Before humans are involved in clinical trials, a lot of animal testing occurs. When something works in animals, there is hope that it will work in people. That’s why the news of nanotechnology applied to diabetes in animals is interesting.
The work is being done through a cooperative effort between North Carolina State University and the University of North Carolina in Chapel Hill, the Massachusetts Institute of Technology and Children’s Hospital in Boston. But before we get to the results, we’ll explain.
What is nanotechnology?
First, we have to define a nanometer (nm). A nanometer is one-billionth of a meter. How do we get our heads around that? It is incredibly small–smaller than the wavelength of visible light and a hundred-thousandth the width of a human hair. Now that is really tiny. But, it still is much larger than an atom. An atom is one-tenth the size of a nanometer (depending on the element).
Nanotechnology is the use of these very tiny particles in unique ways. Researchers are using nanotechnology to find new treatments for many diseases. In this case they have been conducting lab experiments with a network of nanoscale particles that are injected and that release insulin when blood-sugar levels rise. In their animal trials, these nanoscale particles have maintained normal blood sugar levels for more that a week at a time.
Why would this be a useful tool for those with diabetes?
For people with Type I diabetes, the pancreas does not create the insulin that is needed to transport glucose (blood sugar) around the body and into the cells of the body. Because of this, people with Type I diabetes that is not controlled can have high levels of sugar in the blood. Patients control their diabetes by testing their blood frequently and giving themselves injections of insulin. Managing their blood sugar levels is tricky…having too much or too little insulin has a variety of negative health consequences.

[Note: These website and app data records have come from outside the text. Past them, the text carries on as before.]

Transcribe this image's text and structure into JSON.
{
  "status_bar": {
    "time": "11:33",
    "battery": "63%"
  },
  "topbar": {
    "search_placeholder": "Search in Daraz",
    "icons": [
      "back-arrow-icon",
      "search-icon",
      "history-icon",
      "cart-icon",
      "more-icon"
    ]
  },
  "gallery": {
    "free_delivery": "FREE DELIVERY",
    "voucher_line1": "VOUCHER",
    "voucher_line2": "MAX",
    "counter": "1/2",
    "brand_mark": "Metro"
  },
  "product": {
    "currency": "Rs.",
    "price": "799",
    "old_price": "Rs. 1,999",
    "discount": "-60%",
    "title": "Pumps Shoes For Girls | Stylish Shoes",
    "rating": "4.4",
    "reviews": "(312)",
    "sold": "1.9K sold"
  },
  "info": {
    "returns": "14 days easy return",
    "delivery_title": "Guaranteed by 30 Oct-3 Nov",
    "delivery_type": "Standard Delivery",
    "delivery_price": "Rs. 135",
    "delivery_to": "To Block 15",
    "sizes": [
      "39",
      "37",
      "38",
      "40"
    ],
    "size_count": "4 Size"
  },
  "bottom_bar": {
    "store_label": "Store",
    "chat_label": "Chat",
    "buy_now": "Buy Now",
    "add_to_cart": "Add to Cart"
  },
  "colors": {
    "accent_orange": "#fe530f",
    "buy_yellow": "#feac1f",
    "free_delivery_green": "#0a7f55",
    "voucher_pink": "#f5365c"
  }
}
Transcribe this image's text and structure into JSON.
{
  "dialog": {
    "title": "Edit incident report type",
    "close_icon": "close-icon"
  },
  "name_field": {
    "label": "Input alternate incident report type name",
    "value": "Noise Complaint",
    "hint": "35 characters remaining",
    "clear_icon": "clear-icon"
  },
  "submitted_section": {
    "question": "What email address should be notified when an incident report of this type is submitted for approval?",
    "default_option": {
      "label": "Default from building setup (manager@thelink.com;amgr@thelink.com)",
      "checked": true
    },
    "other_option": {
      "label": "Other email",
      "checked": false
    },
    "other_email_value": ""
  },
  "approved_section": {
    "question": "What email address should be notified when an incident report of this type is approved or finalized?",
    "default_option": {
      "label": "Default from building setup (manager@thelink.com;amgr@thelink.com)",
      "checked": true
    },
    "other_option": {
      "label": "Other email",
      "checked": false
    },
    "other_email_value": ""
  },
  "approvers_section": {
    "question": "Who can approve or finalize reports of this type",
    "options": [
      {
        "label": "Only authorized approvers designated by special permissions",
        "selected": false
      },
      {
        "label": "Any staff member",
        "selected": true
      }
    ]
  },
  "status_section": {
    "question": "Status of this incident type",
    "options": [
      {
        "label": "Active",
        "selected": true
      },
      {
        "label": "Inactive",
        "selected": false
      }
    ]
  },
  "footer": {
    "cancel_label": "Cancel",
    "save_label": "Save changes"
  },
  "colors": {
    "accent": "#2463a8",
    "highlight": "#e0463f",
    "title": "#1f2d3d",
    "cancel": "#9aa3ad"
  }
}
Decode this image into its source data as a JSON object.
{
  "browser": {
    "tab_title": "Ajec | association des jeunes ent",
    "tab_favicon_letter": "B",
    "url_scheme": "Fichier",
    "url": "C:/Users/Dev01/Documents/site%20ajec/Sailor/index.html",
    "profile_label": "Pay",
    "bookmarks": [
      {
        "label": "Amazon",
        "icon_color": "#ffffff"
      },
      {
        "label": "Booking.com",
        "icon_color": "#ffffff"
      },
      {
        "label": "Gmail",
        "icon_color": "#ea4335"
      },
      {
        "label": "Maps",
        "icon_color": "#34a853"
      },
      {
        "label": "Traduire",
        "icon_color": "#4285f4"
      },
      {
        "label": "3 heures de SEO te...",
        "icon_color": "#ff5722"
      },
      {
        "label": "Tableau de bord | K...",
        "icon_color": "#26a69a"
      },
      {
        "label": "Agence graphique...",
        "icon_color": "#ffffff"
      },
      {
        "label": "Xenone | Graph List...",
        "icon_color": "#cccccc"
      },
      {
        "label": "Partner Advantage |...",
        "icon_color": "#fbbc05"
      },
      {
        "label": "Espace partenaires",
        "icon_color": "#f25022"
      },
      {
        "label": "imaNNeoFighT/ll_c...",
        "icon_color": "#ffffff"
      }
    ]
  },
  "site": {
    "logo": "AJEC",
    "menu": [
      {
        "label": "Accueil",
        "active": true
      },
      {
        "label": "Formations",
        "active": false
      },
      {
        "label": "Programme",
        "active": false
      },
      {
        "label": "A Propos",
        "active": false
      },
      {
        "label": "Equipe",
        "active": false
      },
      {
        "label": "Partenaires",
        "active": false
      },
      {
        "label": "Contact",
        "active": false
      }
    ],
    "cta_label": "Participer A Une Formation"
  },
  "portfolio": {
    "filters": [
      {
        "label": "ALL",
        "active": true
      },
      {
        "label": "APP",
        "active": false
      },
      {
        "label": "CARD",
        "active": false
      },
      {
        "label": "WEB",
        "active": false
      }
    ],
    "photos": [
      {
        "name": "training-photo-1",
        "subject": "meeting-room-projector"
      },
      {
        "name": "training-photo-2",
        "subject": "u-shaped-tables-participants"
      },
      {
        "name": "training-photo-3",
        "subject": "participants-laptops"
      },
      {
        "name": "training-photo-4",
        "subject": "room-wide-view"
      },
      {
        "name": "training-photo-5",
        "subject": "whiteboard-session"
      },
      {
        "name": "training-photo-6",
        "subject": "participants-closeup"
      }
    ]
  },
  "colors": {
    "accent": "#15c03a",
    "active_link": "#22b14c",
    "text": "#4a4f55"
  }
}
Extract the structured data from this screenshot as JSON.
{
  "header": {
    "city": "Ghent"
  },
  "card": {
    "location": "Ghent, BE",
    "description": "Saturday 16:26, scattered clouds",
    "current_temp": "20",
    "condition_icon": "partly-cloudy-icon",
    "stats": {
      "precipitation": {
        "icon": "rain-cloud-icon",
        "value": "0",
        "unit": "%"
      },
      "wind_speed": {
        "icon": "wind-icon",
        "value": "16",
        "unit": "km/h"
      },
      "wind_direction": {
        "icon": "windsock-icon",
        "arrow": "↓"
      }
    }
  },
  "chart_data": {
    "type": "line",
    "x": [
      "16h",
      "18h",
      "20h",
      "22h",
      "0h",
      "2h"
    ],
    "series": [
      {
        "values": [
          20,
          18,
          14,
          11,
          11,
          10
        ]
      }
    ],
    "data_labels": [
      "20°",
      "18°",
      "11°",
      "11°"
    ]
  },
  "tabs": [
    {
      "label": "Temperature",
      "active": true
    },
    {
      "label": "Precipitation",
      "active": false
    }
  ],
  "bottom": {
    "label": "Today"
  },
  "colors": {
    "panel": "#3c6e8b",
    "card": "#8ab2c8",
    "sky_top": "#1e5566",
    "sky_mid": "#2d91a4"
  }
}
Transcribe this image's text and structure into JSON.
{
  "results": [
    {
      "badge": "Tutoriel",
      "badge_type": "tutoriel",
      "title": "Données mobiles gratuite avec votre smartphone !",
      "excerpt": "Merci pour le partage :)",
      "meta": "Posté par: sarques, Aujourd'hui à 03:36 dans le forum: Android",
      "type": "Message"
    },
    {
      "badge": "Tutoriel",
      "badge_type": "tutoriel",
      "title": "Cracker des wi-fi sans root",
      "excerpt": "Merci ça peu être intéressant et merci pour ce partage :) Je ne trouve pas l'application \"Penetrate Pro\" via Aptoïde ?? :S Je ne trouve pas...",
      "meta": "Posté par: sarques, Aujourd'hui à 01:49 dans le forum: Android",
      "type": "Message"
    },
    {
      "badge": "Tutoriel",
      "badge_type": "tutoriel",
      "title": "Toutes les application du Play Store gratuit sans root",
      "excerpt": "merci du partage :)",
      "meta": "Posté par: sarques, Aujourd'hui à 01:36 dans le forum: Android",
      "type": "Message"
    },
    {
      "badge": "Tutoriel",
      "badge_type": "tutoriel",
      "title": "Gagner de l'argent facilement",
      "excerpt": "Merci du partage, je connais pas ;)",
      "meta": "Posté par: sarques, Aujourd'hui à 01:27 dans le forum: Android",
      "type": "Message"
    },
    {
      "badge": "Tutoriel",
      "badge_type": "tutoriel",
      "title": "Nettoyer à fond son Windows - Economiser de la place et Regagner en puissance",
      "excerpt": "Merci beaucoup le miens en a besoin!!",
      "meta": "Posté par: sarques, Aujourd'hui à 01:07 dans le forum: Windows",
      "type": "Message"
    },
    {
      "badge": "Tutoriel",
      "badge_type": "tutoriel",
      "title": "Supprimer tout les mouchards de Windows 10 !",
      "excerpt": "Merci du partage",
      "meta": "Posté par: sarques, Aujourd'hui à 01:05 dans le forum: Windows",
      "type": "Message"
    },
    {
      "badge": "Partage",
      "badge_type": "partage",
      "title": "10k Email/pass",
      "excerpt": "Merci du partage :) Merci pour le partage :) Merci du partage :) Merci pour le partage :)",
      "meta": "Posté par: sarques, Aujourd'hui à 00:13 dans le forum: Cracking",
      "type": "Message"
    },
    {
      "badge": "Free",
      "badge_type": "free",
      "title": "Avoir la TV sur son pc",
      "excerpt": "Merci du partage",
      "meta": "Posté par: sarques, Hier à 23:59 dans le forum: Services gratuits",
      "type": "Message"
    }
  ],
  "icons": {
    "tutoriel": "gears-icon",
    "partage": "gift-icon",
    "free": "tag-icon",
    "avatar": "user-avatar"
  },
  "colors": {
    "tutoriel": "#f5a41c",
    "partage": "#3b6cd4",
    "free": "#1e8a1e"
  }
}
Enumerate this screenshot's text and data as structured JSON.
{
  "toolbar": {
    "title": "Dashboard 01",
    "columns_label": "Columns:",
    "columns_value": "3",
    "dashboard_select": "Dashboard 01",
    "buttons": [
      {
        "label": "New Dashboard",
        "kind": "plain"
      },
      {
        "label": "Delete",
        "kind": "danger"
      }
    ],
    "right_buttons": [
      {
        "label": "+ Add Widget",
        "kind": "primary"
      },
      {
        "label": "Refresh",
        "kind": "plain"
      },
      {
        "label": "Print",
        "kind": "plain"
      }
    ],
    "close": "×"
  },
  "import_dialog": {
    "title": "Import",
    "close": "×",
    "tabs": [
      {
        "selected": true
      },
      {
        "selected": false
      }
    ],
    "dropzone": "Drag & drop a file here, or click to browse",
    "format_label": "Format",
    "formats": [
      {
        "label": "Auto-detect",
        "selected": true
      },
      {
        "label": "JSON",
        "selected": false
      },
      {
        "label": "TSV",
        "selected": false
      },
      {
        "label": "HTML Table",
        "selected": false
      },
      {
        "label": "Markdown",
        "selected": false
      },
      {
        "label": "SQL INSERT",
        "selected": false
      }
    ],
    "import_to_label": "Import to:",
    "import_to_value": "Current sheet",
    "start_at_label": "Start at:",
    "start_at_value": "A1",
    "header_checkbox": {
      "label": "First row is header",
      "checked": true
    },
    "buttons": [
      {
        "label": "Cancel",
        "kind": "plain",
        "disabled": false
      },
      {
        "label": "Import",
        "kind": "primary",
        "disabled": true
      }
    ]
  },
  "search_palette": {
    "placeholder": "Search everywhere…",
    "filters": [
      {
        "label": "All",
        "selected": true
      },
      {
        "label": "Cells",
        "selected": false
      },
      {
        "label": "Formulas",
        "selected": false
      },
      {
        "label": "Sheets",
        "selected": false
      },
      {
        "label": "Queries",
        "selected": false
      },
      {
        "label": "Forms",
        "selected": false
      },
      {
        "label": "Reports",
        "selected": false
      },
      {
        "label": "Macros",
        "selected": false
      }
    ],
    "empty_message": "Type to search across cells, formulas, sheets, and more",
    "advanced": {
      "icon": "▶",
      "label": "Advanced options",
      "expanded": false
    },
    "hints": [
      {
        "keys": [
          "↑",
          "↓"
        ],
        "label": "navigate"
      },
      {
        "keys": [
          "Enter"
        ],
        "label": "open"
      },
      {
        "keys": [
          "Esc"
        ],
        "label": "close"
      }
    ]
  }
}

The nanotechnology that has been developed is fascinating. The environment around the nano-network of particles is key. The nano-network is made up of nanoparticles with insulin in the center and 2 types of enzymes that are affected by high glucose levels. When exposed to high glucose levels, the enzymes convert the glucose to gluconic acid, which breaks down the dextran covering and releases the insulin. The insulin brings the glucose levels under control.
There’s still a long way to go before clinical trials in humans are approved but this is a promising first step in the process.